Overall storage sales, including various disk and tape products, increased 12 percent, with disk array sales up 14 percent. The high-end DS8000 disk arrays, which were recently upgraded to use the Power5+ processors, were up nearly 30 percent in the quarter. Tape sales were up 8 percent, and Loughridge said the market was keen on the encryption technologies IBM has put into its tape products. IBM’s Microelectronics unit had revenue growth of 29 percent in the quarter, driven primarily by sales of Power chips to game console makers.

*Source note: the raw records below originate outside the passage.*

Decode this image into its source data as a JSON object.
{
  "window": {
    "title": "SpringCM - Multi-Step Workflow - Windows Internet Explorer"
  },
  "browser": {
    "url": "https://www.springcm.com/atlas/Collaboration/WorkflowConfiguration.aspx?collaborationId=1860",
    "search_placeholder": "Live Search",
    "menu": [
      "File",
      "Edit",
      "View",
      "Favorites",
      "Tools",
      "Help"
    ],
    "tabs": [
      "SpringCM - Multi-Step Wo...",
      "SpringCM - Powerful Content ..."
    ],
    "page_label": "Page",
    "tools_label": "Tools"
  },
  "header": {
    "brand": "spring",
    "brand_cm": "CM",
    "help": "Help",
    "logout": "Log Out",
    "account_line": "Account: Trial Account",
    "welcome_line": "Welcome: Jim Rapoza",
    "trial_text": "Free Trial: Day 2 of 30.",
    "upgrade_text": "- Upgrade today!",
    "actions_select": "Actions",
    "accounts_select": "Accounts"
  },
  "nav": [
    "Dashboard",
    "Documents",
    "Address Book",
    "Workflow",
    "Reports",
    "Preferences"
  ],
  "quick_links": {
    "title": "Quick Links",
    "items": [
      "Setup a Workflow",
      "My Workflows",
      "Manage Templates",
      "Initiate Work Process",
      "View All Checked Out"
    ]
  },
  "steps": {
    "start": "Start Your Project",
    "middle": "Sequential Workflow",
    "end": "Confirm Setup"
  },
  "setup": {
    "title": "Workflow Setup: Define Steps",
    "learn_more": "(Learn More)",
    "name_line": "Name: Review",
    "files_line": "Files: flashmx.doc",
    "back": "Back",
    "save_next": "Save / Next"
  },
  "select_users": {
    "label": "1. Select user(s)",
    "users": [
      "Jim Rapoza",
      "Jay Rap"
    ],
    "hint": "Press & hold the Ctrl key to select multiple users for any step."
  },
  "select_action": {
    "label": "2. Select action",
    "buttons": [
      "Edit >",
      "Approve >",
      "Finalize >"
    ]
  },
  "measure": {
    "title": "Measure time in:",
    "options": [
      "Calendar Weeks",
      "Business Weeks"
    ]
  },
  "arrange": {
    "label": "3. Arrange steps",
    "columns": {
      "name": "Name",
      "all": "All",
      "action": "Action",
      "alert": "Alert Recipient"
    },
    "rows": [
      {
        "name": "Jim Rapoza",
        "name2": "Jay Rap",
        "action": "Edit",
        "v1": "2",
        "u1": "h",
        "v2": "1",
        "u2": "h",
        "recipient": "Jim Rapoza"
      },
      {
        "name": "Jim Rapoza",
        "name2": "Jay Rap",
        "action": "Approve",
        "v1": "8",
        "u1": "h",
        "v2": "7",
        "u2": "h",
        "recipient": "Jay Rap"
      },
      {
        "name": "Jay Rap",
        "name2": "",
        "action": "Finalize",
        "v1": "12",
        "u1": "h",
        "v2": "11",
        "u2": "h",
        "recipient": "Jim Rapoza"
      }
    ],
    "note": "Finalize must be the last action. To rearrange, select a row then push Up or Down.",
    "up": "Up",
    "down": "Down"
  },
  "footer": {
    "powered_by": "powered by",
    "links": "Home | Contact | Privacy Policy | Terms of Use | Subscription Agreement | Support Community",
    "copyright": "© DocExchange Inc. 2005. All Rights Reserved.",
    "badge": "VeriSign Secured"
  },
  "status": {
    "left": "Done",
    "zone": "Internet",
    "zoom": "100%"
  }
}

The Global Services group, which drove more than half of Big Blue’s sales in the quarter, posted revenues of $12 billion, up only 3 percent. Global Services has been a problem for IBM for more than a year, as companies are doing fewer big, long-term contracts and more smaller, short-term contracts. Loughridge said that short-term signings hit IBM’s targets, with $5.1 billion, but that long-term signings missed targets with only $5.4 billion in revenue. IBM’s total services deal backlog is estimated to be around $109 billion.
IBM split the Global Services business in two last year, creating the Global Technology Services (GTS) and Global Business Services (GBS) units. The GTS unit is the workhorse, with $8.1 billion in revenue booked during the quarter and a total of $6.4 billion in new signings; about 70 percent of the future revenue represented in those deals were in long-term contracts. GTS includes strategic outsourcing, which had a revenue increase of 6 percent, but a signings decline of 29 percent as a number of big deals slipped into the fourth quarter, according to Loughridge. Business transformation outsourcing sales were up 5 percent in the quarter, but bookings increased a staggering 150 percent. Loughridge said that short-term signings for the GBS unit increased by 11 percent and that revenue booked during the quarter rose by 1 percent.
On a geographical basis, IBM’s sales in the Americas region drove the largest part of the company’s sales in the third quarter, with $9.8 billion. But sales in the Americas only increased by 3 percent. IBM’s revenues from the Europe, Middle East, and Africa region, as reported by at headquarters in U.S. dollars, grew by 6 percent to $7.3 billion in the quarter. Sales in the Asia/Pacific region increased by 4 percent to hit $4.5 billion. OEM sales–mostly Power chips and not reconciled to any geography–accounted for $1 billion in the quarter, up 24 percent.